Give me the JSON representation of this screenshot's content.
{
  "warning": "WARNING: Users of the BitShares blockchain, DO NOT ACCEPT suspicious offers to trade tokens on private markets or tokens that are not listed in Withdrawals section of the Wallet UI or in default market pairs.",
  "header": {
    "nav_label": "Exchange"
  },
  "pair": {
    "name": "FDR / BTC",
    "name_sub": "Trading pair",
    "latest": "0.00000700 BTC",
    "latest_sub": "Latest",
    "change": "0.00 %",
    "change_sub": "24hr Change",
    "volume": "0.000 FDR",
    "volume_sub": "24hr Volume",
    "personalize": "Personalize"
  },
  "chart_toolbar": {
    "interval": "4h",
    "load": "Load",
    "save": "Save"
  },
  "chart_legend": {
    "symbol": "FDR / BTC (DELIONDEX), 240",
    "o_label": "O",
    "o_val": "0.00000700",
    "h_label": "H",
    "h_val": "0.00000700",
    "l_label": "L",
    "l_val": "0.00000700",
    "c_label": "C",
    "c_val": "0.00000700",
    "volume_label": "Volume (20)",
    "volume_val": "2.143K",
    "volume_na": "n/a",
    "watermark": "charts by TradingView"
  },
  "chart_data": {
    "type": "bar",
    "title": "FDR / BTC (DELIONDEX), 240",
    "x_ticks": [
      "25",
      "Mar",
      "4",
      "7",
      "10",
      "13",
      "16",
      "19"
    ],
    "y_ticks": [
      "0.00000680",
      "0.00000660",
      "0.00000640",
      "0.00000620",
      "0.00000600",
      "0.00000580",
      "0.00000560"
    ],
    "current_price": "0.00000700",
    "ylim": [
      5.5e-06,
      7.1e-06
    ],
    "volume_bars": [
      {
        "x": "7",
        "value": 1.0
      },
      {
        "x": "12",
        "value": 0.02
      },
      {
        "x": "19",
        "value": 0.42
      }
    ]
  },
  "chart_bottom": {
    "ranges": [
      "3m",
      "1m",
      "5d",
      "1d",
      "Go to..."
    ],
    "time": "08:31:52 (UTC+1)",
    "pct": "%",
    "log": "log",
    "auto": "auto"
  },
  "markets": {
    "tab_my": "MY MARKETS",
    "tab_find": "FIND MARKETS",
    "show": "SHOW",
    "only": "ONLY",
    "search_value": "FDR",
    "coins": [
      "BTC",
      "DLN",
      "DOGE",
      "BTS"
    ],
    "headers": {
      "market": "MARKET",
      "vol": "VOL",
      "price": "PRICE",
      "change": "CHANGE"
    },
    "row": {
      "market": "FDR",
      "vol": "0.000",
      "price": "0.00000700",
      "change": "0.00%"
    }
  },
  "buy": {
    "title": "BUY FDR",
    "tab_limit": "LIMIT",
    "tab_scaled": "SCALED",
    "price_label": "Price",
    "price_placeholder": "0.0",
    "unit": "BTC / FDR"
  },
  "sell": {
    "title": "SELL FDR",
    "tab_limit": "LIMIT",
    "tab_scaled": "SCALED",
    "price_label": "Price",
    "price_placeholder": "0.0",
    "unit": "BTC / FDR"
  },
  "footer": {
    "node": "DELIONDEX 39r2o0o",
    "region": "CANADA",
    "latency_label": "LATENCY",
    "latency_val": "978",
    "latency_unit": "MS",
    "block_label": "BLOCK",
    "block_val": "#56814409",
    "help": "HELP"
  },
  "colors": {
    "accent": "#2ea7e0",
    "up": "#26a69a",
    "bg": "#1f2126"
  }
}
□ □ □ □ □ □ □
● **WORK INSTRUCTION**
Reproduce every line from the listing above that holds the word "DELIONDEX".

● **WORKED SOLUTION**
    "symbol": "FDR / BTC (DELIONDEX), 240",
    "title": "FDR / BTC (DELIONDEX), 240",
    "node": "DELIONDEX 39r2o0o",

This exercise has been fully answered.